Page 361 - London, much inhabited by writers of small histories, dictionaries, and temporary poems; whence any mean production is called Grub-street" — , " lexicographer, a writer of dictionaries, a harmless drudge.
Page 340 - A kind of walk along the floor of a house, into which the doors of the apartments open ; the upper seats in a church ; the scats in a playhouse above the pit, in which the meaner people sit.
Page 301 - A kind of stool placed at the south side of the altar, at which the kings of England kneel at their coronation.
Page 38 - Parts of a number, which will never make up the number exactly ; as 3 is an aliquant of 10, thrice 3 being 9, four times 3 making 12.
Page 355 - To insert a scion or branch of one tree into the stock of another ; to propagate by insertion or inoculation ; to insert into a place or body to which it did not originally belong; to join to jo nothe one thing so as to receive support from another. [Hf Nothing can be clearer than that Graff...
Page 344 - Follett was undoubtedly a man of genius ; and genius may perhaps be taken to signify great natural powers, accidentally directed — or, a disposition of nature, by which any one is qualified for some peculiar employment.
Page 84 - Some-thing made to sleep on ; lodging ; marriage ; bank of earth raised in a garden ; the channel of a river, or any hollow...
Page 350 - A viscous body commonly made by boiling the skins of animals to a gelly, a cement.

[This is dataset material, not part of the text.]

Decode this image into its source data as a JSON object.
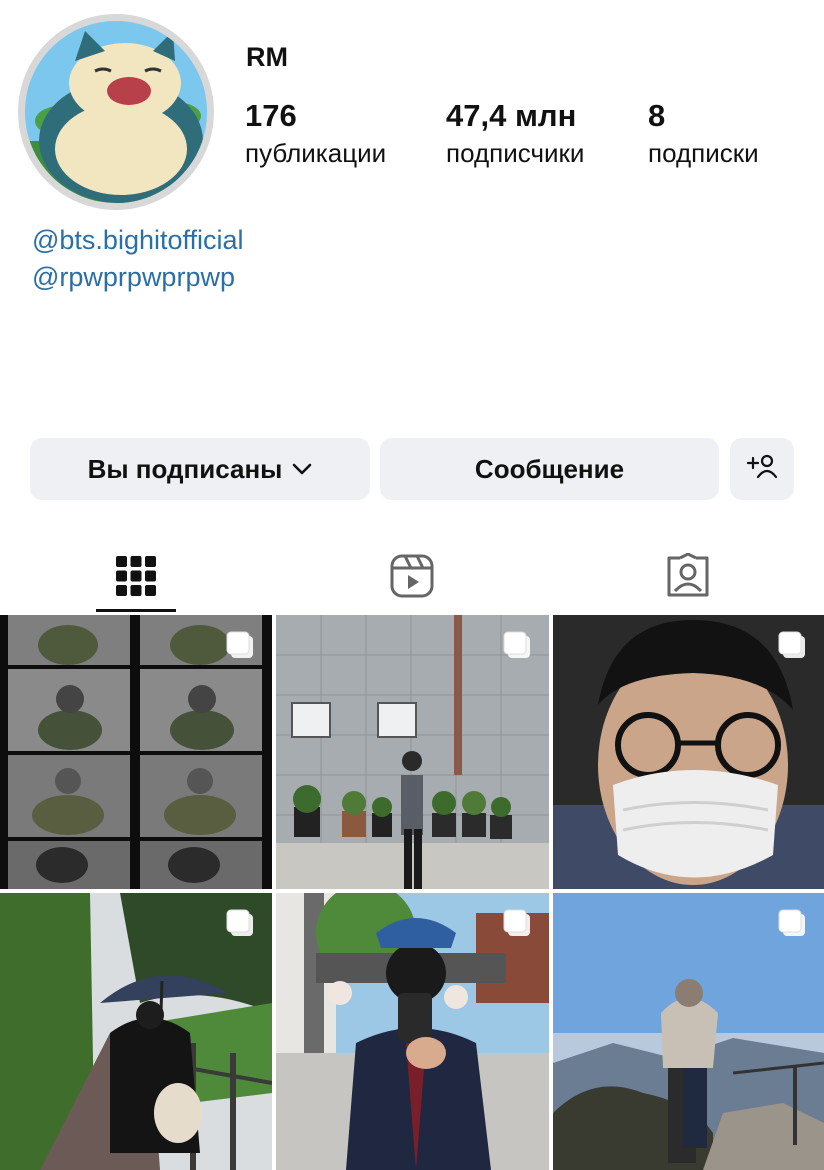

Page 308 - FERMENTATION is a slow motion of the intestine particles of a mixed body arising, usually, from the operation of some active acid matter, which rarifies, exalts, and subtilizes the soft and sulphureous particles, as when leaven or yeast lightens and ferments bread or wort.